• [Dataset rows for apps and sites]:
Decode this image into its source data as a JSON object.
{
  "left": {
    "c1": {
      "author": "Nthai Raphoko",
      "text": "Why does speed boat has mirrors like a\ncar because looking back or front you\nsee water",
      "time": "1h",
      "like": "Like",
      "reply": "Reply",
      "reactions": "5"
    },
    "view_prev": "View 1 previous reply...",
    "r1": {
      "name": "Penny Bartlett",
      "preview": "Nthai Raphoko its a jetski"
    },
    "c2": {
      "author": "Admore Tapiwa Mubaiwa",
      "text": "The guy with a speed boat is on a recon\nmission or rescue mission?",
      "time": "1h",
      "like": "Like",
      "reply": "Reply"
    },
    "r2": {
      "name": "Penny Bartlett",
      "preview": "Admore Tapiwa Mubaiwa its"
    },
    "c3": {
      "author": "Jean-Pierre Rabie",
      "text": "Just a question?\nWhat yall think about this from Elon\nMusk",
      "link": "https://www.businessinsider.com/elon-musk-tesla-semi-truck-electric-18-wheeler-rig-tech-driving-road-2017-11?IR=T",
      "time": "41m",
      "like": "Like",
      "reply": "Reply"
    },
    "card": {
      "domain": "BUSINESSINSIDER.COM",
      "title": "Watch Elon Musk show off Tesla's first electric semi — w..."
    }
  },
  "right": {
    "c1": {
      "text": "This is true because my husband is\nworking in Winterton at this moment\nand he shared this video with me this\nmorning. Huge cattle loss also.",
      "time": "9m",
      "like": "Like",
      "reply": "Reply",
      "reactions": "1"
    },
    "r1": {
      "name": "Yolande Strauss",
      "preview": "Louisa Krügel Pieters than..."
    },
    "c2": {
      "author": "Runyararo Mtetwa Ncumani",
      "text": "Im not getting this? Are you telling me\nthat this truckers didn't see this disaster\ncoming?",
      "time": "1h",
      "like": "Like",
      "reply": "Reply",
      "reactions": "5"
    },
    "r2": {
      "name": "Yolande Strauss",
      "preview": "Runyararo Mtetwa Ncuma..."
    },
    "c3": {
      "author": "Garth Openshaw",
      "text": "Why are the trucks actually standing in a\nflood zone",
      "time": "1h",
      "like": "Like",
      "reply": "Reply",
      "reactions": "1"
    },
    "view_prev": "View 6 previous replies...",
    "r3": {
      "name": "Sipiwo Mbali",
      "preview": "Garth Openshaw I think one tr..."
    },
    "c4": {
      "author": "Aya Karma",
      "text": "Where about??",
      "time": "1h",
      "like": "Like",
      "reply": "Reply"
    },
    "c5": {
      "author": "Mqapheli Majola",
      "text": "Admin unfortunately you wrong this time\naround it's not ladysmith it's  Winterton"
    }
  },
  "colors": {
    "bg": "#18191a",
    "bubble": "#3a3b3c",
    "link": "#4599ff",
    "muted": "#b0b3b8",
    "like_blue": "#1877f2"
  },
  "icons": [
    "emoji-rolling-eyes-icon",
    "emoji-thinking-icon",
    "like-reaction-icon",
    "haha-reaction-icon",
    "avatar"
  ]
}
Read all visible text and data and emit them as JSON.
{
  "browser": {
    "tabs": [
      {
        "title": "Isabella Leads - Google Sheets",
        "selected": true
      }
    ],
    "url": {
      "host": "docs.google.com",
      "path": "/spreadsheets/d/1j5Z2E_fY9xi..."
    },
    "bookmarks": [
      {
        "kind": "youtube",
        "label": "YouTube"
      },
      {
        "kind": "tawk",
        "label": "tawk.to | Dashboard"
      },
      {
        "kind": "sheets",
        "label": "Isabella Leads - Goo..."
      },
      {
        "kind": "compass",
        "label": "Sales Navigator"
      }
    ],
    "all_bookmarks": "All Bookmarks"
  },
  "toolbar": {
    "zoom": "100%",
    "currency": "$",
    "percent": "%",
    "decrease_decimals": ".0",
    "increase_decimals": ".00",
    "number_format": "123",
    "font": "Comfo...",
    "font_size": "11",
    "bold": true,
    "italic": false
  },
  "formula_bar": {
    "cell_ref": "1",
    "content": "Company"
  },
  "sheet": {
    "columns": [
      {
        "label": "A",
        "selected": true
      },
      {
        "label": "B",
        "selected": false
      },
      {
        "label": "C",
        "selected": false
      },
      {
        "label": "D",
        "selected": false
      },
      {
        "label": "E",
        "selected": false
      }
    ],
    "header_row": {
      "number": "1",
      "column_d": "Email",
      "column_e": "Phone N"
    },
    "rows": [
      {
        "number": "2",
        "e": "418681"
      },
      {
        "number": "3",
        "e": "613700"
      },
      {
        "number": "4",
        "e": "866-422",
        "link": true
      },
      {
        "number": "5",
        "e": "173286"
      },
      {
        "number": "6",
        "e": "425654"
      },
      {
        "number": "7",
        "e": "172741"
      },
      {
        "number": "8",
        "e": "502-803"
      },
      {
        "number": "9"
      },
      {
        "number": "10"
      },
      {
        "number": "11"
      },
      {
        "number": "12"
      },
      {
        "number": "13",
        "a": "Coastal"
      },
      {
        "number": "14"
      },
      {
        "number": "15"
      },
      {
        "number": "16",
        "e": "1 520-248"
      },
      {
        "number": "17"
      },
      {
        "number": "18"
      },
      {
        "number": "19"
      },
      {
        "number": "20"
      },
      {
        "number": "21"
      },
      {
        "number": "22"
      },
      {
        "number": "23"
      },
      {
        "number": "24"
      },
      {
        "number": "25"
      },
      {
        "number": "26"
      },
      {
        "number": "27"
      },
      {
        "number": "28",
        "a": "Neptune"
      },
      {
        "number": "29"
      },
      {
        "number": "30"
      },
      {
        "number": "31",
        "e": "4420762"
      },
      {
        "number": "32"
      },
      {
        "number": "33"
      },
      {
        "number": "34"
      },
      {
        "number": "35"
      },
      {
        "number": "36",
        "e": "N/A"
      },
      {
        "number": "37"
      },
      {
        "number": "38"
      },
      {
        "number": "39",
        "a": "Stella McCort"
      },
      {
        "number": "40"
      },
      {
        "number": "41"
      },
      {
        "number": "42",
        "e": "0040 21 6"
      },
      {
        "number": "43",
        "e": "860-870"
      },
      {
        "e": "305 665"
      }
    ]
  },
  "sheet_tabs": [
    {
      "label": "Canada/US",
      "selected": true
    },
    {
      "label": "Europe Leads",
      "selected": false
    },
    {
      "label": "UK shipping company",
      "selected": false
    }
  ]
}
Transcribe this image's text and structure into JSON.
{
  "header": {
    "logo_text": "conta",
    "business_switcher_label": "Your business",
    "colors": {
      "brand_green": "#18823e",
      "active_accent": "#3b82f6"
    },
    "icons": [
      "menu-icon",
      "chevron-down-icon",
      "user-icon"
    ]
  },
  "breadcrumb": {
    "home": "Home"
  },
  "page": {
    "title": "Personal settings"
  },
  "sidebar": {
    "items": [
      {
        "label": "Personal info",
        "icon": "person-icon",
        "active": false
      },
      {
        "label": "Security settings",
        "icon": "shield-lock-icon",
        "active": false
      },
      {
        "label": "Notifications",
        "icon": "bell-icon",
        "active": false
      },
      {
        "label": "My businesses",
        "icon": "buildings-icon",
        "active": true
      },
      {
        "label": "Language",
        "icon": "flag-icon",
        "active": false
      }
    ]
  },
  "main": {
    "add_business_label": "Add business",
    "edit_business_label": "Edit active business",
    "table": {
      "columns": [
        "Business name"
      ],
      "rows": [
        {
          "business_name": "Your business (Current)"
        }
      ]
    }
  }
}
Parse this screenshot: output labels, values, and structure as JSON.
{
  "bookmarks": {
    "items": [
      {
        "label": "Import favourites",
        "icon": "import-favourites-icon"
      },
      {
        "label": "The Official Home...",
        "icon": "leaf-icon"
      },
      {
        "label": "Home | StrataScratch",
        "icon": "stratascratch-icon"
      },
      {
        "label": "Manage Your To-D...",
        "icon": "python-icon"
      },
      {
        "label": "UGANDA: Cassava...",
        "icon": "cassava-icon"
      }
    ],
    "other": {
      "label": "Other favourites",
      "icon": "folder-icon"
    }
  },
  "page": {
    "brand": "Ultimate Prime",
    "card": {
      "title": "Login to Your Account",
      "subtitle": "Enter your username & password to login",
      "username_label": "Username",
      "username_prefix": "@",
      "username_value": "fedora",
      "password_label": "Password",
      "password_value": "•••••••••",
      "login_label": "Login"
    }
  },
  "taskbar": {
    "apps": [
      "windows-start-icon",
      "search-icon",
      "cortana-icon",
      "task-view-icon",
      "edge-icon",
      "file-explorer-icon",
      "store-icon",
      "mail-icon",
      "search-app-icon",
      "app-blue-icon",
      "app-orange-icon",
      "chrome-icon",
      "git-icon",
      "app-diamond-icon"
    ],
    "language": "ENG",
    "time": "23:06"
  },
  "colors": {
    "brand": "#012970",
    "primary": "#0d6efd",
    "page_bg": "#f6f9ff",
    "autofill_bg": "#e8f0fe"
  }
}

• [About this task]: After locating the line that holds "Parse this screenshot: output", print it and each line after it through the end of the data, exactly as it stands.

• [Answer box]:
Parse this screenshot: output labels, values, and structure as JSON.
{
  "bookmarks": {
    "items": [
      {
        "label": "Import favourites",
        "icon": "import-favourites-icon"
      },
      {
        "label": "The Official Home...",
        "icon": "leaf-icon"
      },
      {
        "label": "Home | StrataScratch",
        "icon": "stratascratch-icon"
      },
      {
        "label": "Manage Your To-D...",
        "icon": "python-icon"
      },
      {
        "label": "UGANDA: Cassava...",
        "icon": "cassava-icon"
      }
    ],
    "other": {
      "label": "Other favourites",
      "icon": "folder-icon"
    }
  },
  "page": {
    "brand": "Ultimate Prime",
    "card": {
      "title": "Login to Your Account",
      "subtitle": "Enter your username & password to login",
      "username_label": "Username",
      "username_prefix": "@",
      "username_value": "fedora",
      "password_label": "Password",
      "password_value": "•••••••••",
      "login_label": "Login"
    }
  },
  "taskbar": {
    "apps": [
      "windows-start-icon",
      "search-icon",
      "cortana-icon",
      "task-view-icon",
      "edge-icon",
      "file-explorer-icon",
      "store-icon",
      "mail-icon",
      "search-app-icon",
      "app-blue-icon",
      "app-orange-icon",
      "chrome-icon",
      "git-icon",
      "app-diamond-icon"
    ],
    "language": "ENG",
    "time": "23:06"
  },
  "colors": {
    "brand": "#012970",
    "primary": "#0d6efd",
    "page_bg": "#f6f9ff",
    "autofill_bg": "#e8f0fe"
  }
}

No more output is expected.